Ever wonder how those restaurant chefs manage to make octopus so tender and delicious? Tim Doolittle, executive chef at Emeril Lagasse’s Table 10 at the Palazzo, simmers the cephalopod in white wine and vegetables for three hours, then tosses the softened seafood on a super-hot grill. And guess what? You can do it, too.
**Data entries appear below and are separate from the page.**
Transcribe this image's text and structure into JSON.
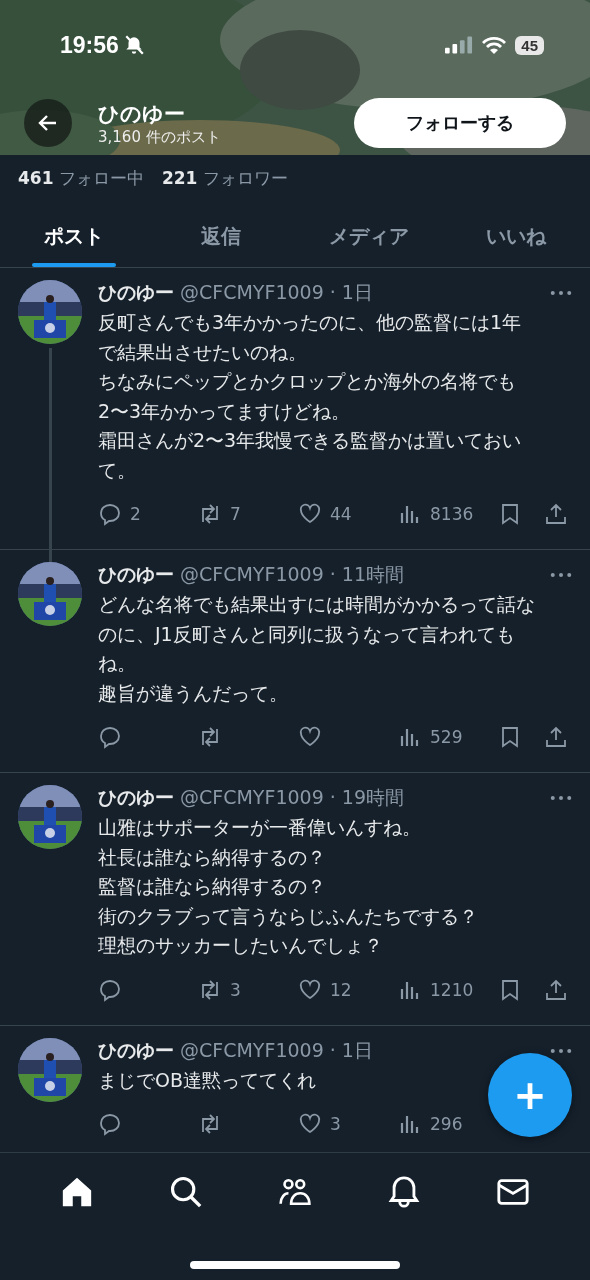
{
  "status_bar": {
    "time": "19:56",
    "silent": true,
    "battery": "45"
  },
  "header": {
    "name": "ひのゆー",
    "post_count": "3,160 件のポスト",
    "follow_button": "フォローする"
  },
  "stats": [
    {
      "count": "461",
      "label": "フォロー中"
    },
    {
      "count": "221",
      "label": "フォロワー"
    }
  ],
  "tabs": [
    {
      "label": "ポスト",
      "selected": true
    },
    {
      "label": "返信",
      "selected": false
    },
    {
      "label": "メディア",
      "selected": false
    },
    {
      "label": "いいね",
      "selected": false
    }
  ],
  "posts": [
    {
      "name": "ひのゆー",
      "handle": "@CFCMYF1009",
      "time": "· 1日",
      "lines": [
        "反町さんでも3年かかったのに、他の監督には1年で結果出させたいのね。",
        "ちなみにペップとかクロップとか海外の名将でも2〜3年かかってますけどね。",
        "霜田さんが2〜3年我慢できる監督かは置いておいて。"
      ],
      "thread": true,
      "actions": [
        {
          "kind": "reply",
          "count": "2"
        },
        {
          "kind": "repost",
          "count": "7"
        },
        {
          "kind": "like",
          "count": "44"
        },
        {
          "kind": "views",
          "count": "8136"
        },
        {
          "kind": "bookmark"
        },
        {
          "kind": "share"
        }
      ]
    },
    {
      "name": "ひのゆー",
      "handle": "@CFCMYF1009",
      "time": "· 11時間",
      "lines": [
        "どんな名将でも結果出すには時間がかかるって話なのに、J1反町さんと同列に扱うなって言われてもね。",
        "趣旨が違うんだって。"
      ],
      "actions": [
        {
          "kind": "reply"
        },
        {
          "kind": "repost"
        },
        {
          "kind": "like"
        },
        {
          "kind": "views",
          "count": "529"
        },
        {
          "kind": "bookmark"
        },
        {
          "kind": "share"
        }
      ]
    },
    {
      "name": "ひのゆー",
      "handle": "@CFCMYF1009",
      "time": "· 19時間",
      "lines": [
        "山雅はサポーターが一番偉いんすね。",
        "社長は誰なら納得するの？",
        "監督は誰なら納得するの？",
        "街のクラブって言うならじふんたちでする？",
        "理想のサッカーしたいんでしょ？"
      ],
      "actions": [
        {
          "kind": "reply"
        },
        {
          "kind": "repost",
          "count": "3"
        },
        {
          "kind": "like",
          "count": "12"
        },
        {
          "kind": "views",
          "count": "1210"
        },
        {
          "kind": "bookmark"
        },
        {
          "kind": "share"
        }
      ]
    },
    {
      "name": "ひのゆー",
      "handle": "@CFCMYF1009",
      "time": "· 1日",
      "lines": [
        "まじでOB達黙っててくれ"
      ],
      "actions": [
        {
          "kind": "reply"
        },
        {
          "kind": "repost"
        },
        {
          "kind": "like",
          "count": "3"
        },
        {
          "kind": "views",
          "count": "296"
        }
      ]
    }
  ],
  "compose_button": "+"
}
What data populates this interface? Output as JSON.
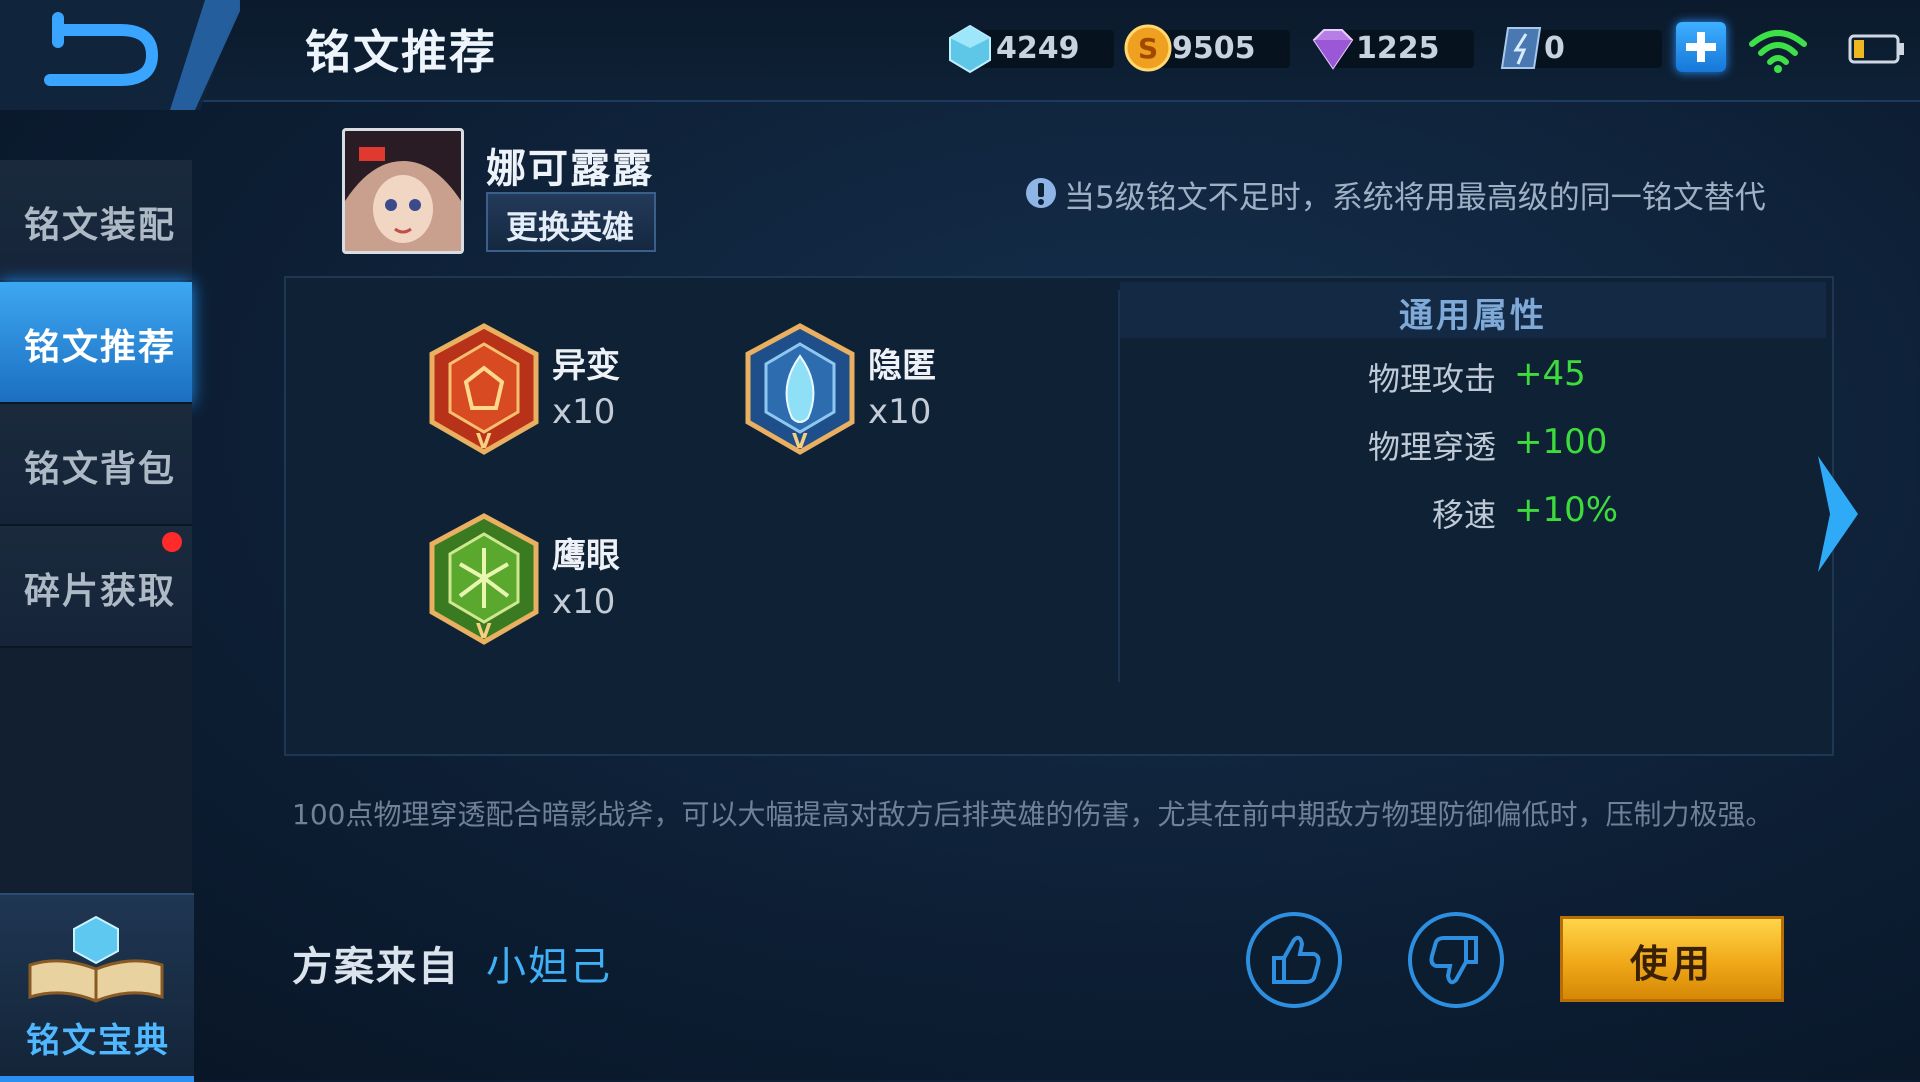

Table 10’s octopus salad is a perfect spring and summer dish that highlights an ingredient that tends to scare or intimidate most home cooks. “If you like and can wrap your ahead around shrimp, then you’ll like octopus,” Doolittle says.
Table 10 Palazzo, 607-6363. Sunday-Thursday, 11 a.m.-10 p.m.; Friday & Saturday, 11 a.m.-10:30 p.m.
Charred octopus salad
2-3 lbs. raw octopus (Spanish is preferred)
1 bottle dry white wine (and the cork!)
1 carrot, rough chopped
1 yellow onion, rough chopped
1 stalk celery, rough chopped
1 cucumber, English or European
3 oz. spicy/sweet marinated peppers (we use Mama Lil’s)
½ red onion, sliced thin
1 cup arugula
3 oz. red wine vinegar
1 oz. extra virgin olive oil
salt & pepper
Method: Make sure the octopus has no beak inside the head, and that the meat is fresh and elastic feeling. Place in medium pot with wine, wine cork, carrot, yellow onion and celery. Bring to a boil and simmer for three hours. Remove from poaching wine and cool in refrigerator overnight.
Rub octopus with olive oil, salt and pepper and place on very hot grill, just long enough to char a bit. Chill again, then cut into small bite-size pieces.
Cut cucumber in half, seed and slice into pieces that are thick enough that they don’t easily bend. Cut peppers, if they are not already sliced. Mix octopus with vegetables and vinegar. Use some of the pickling juice from the peppers for a deeper vinegar flavor, or leave out to highlight the vegetables. Season with salt and pepper. Allow to sit for at least one hour and as long as 24 hours. This will soften the cucumbers and allow the flavors to meld. Serve with bread, crackers, pita, pasta or any other item that will help absorb the juices.